One of the virtually endless array of things I loved here is that this episode perfectly captures Ginko’s dilemma. More often than not he isn’t asked to intervene in the lives of the people he meets – it’s a choice he must make, to be the one to deliver harsh and cruel news, and with a family as happy as this one that task is all the more thankless. It can’t be easy for him, and the reaction is nearly always “shoot the messenger”, which – while frustrating for us as an audience – is certainly understandable. Yet Ginko cannot un-know what he knows, and his conscience as a Mushishi and as a man won’t allow him to simply walk away.

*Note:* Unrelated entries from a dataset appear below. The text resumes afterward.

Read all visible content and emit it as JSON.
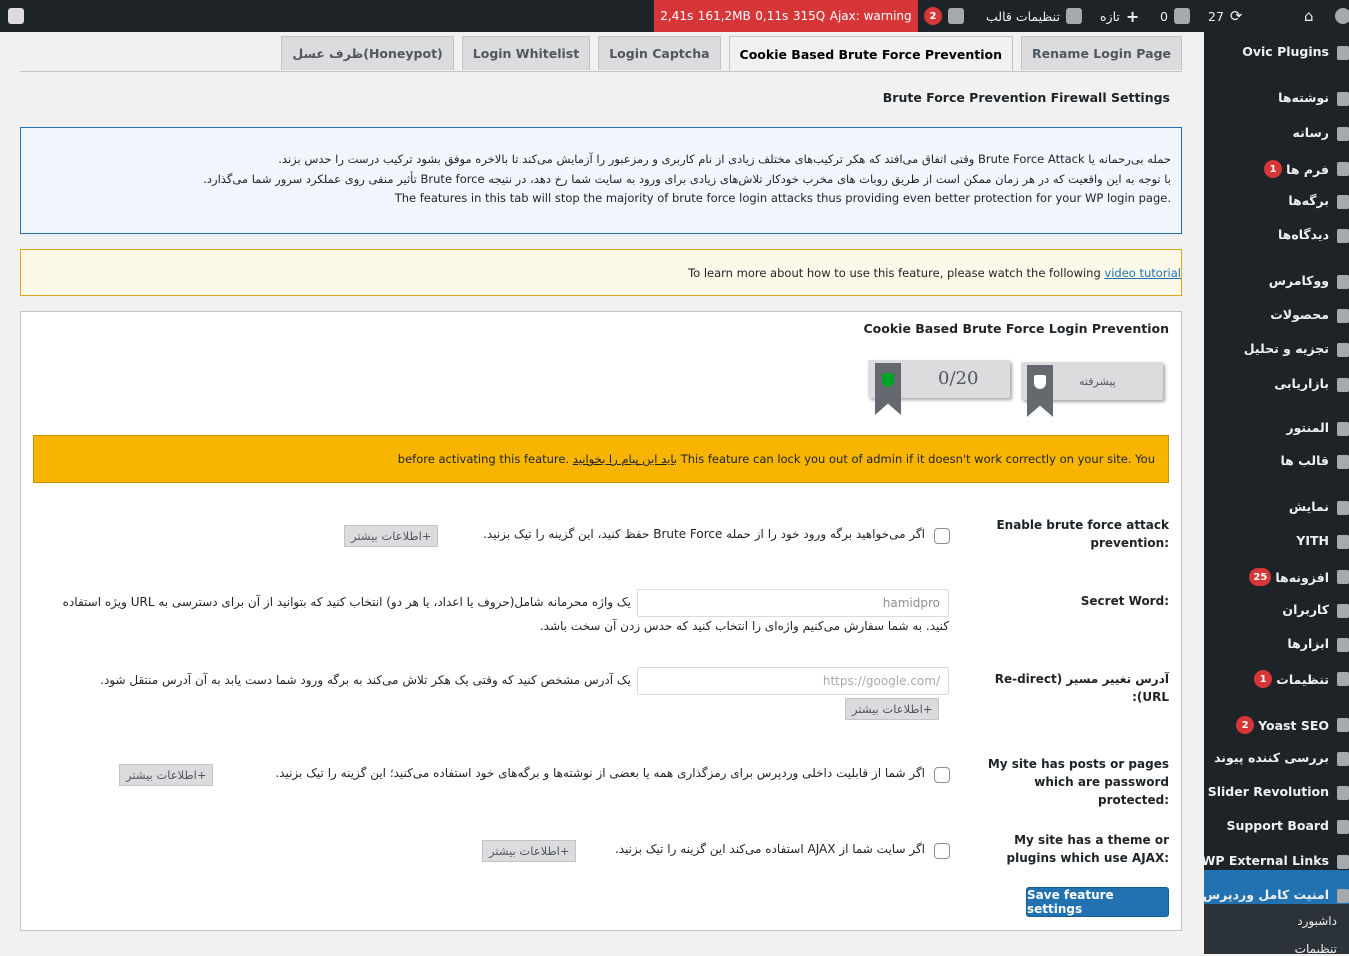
{
  "adminbar": {
    "updates_count": "27",
    "comments_count": "0",
    "new_label": "تازه",
    "theme_settings_label": "تنظیمات قالب",
    "yoast_count": "2",
    "perf": [
      "2,41s",
      "161,2MB",
      "0,11s",
      "315Q",
      "Ajax: warning"
    ]
  },
  "sidebar": {
    "items": [
      {
        "label": "Ovic Plugins",
        "badge": ""
      },
      {
        "label": "نوشته‌ها",
        "badge": ""
      },
      {
        "label": "رسانه",
        "badge": ""
      },
      {
        "label": "فرم ها",
        "badge": "1"
      },
      {
        "label": "برگه‌ها",
        "badge": ""
      },
      {
        "label": "دیدگاه‌ها",
        "badge": ""
      },
      {
        "label": "ووکامرس",
        "badge": ""
      },
      {
        "label": "محصولات",
        "badge": ""
      },
      {
        "label": "تجزیه و تحلیل",
        "badge": ""
      },
      {
        "label": "بازاریابی",
        "badge": ""
      },
      {
        "label": "المنتور",
        "badge": ""
      },
      {
        "label": "قالب ها",
        "badge": ""
      },
      {
        "label": "نمایش",
        "badge": ""
      },
      {
        "label": "YITH",
        "badge": ""
      },
      {
        "label": "افزونه‌ها",
        "badge": "25"
      },
      {
        "label": "کاربران",
        "badge": ""
      },
      {
        "label": "ابزارها",
        "badge": ""
      },
      {
        "label": "تنظیمات",
        "badge": "1"
      },
      {
        "label": "Yoast SEO",
        "badge": "2"
      },
      {
        "label": "بررسی کننده پیوند",
        "badge": ""
      },
      {
        "label": "Slider Revolution",
        "badge": ""
      },
      {
        "label": "Support Board",
        "badge": ""
      },
      {
        "label": "WP External Links",
        "badge": ""
      },
      {
        "label": "امنیت کامل وردپرس",
        "badge": ""
      }
    ],
    "submenu": [
      "داشبورد",
      "تنظیمات"
    ]
  },
  "tabs": [
    "Rename Login Page",
    "Cookie Based Brute Force Prevention",
    "Login Captcha",
    "Login Whitelist",
    "ظرف عسل(Honeypot)"
  ],
  "section_title": "Brute Force Prevention Firewall Settings",
  "info": {
    "line1": "حمله بی‌رحمانه یا Brute Force Attack وقتی اتفاق می‌افتد که هکر ترکیب‌های مختلف زیادی از نام کاربری و رمزعبور را آزمایش می‌کند تا بالاخره موفق بشود ترکیب درست را حدس بزند.",
    "line2": "با توجه به این واقعیت که در هر زمان ممکن است از طریق روبات های مخرب خودکار تلاش‌های زیادی برای ورود به سایت شما رخ دهد، در نتیجه Brute force تأثیر منفی روی عملکرد سرور شما می‌گذارد.",
    "line3": "The features in this tab will stop the majority of brute force login attacks thus providing even better protection for your WP login page."
  },
  "tutorial": {
    "text": "To learn more about how to use this feature, please watch the following",
    "link": "video tutorial"
  },
  "postbox": {
    "title": "Cookie Based Brute Force Login Prevention",
    "level_label": "پیشرفته",
    "score": "0/20",
    "warning_pre": "You",
    "warning_main": "This feature can lock you out of admin if it doesn't work correctly on your site.",
    "warning_link": "باید این پیام را بخوانید",
    "warning_post": "before activating this feature."
  },
  "rows": {
    "enable": {
      "label": "Enable brute force attack prevention:",
      "desc": "اگر می‌خواهید برگه ورود خود را از حمله Brute Force حفظ کنید، این گزینه را تیک بزنید.",
      "more": "اطلاعات بیشتر"
    },
    "secret": {
      "label": "Secret Word:",
      "value": "hamidpro",
      "desc1": "یک واژه محرمانه شامل(حروف یا اعداد، یا هر دو) انتخاب کنید که بتوانید از آن برای دسترسی به URL ویژه استفاده",
      "desc2": "کنید. به شما سفارش می‌کنیم واژه‌ای را انتخاب کنید که حدس زدن آن سخت باشد."
    },
    "redirect": {
      "label": "آدرس تغییر مسیر (Re-direct URL):",
      "placeholder": "https://google.com/",
      "desc": "یک آدرس مشخص کنید که وقتی یک هکر تلاش می‌کند به برگه ورود شما دست یابد به آن آدرس منتقل شود.",
      "more": "اطلاعات بیشتر"
    },
    "password": {
      "label": "My site has posts or pages which are password protected:",
      "desc": "اگر شما از قابلیت داخلی وردپرس برای رمزگذاری همه یا بعضی از نوشته‌ها و برگه‌های خود استفاده می‌کنید؛ این گزینه را تیک بزنید.",
      "more": "اطلاعات بیشتر"
    },
    "ajax": {
      "label": "My site has a theme or plugins which use AJAX:",
      "desc": "اگر سایت شما از AJAX استفاده می‌کند این گزینه را تیک بزنید.",
      "more": "اطلاعات بیشتر"
    }
  },
  "save_label": "Save feature settings"
}
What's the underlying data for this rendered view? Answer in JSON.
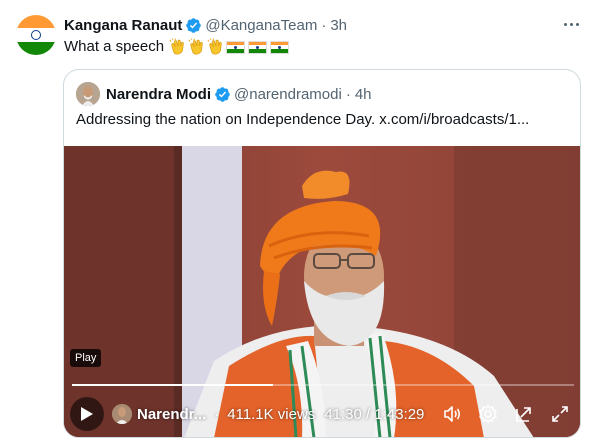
{
  "tweet": {
    "author_name": "Kangana Ranaut",
    "handle": "@KanganaTeam",
    "separator": "·",
    "time": "3h",
    "text": "What a speech",
    "emoji": [
      "clapping-hands",
      "clapping-hands",
      "clapping-hands",
      "india-flag",
      "india-flag",
      "india-flag"
    ]
  },
  "quote": {
    "author_name": "Narendra Modi",
    "handle": "@narendramodi",
    "separator": "·",
    "time": "4h",
    "text": "Addressing the nation on Independence Day. x.com/i/broadcasts/1..."
  },
  "video": {
    "tooltip": "Play",
    "author_short": "Narendr...",
    "views": "411.1K views",
    "time_display": "41:30 / 1:43:29",
    "progress_fraction": 0.4,
    "icons": [
      "play-icon",
      "volume-icon",
      "settings-icon",
      "picture-in-picture-icon",
      "fullscreen-icon"
    ]
  },
  "colors": {
    "verified_blue": "#1d9bf0",
    "muted_text": "#536471",
    "saffron": "#ff9933",
    "india_green": "#138808"
  }
}
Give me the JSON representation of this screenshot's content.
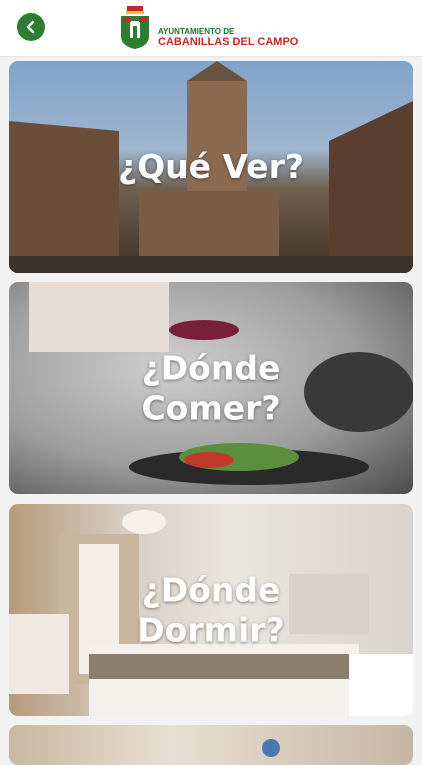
{
  "header": {
    "logo_line1": "AYUNTAMIENTO DE",
    "logo_line2": "CABANILLAS DEL CAMPO",
    "back_icon": "chevron-left-icon",
    "accent_color": "#2e7d32"
  },
  "cards": [
    {
      "line1": "¿Qué Ver?",
      "line2": ""
    },
    {
      "line1": "¿Dónde",
      "line2": "Comer?"
    },
    {
      "line1": "¿Dónde",
      "line2": "Dormir?"
    }
  ]
}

In this instance Ginko has deduced that Houichi is operating under the influence of a parasitic Mushi called Chishio (“milk tide”) – one that converts the bodily fluids of the newborn host’s mother into milk, and once the host matures exudes a chemical that promotes the growth of plants. It then drives the host to work tirelessly to feed itself, and when the body collapses it leaves, finding another infant to start the entire process all over again. But the reaction of Houichi’s father (Kazumasa Takemoto – another film actor) is predictable – he’s angry and Ginko for recalling the tragedy of his wife’s death, and for interfering in the happy life his family has achieved in their little valley.
Truly, there’s so much pathos and so much that’s profound in this scenario. Houichi’s mother (Yoshie Tsuji) was glad that she’d been able (thanks to the Chishio, though she didn’t know the cost then) to produce milk and allow her son to survive till weaning, even if it meant giving her own life. Houichi works tirelessly for the goal of providing for his own family so that they’ll never want for anything, and believes he’s achieved what he has through his own hard work alone. There’s true nobility in what these people believe, even if it’s influenced by a Mushi – so in that sense, does it even matter why they feel what they feel? The feelings are real either way. The Narrator speaks of a “living tide” which imbues the Earth – “Milk turns to blood. Milk begets blood and returns to Earth.” Is what we’re seeing here so different, really, from the endless cycle of procreation which every species on Earth practices? Is the human experience not, more than anything, a story of parents giving of themselves to create their children and give them a chance at life?
Mushishi is not about simple answers or heroes and villains. It’s about beauty, and sadness, and contemplation – a meditation on questions that defy easy answers. As usual in its ending it leaves much up to us to decide, just as Ginko often does in his departures. He’s left a medicine with Houichi’s father that will purge the Chishio, and Houichi has told him that he cannot give up the power that allows him to provide for his family. But Ginko tells us that several years later, harsh winters have come to the valley – yet the valley still echoes with laughter and joy. Has Houichi decided that the sacrifice – of himself, or even more tellingly of his wife – is too great? Has his father slipped him the medicine without his knowing, his love of his son or the need to honor his wife’s sacrifice impelling him to do so? Each of us, just as in life, must decide on our own answer – but Mushishi has once again beguiled us with a gripping and moving fable that leaves us with much to think about.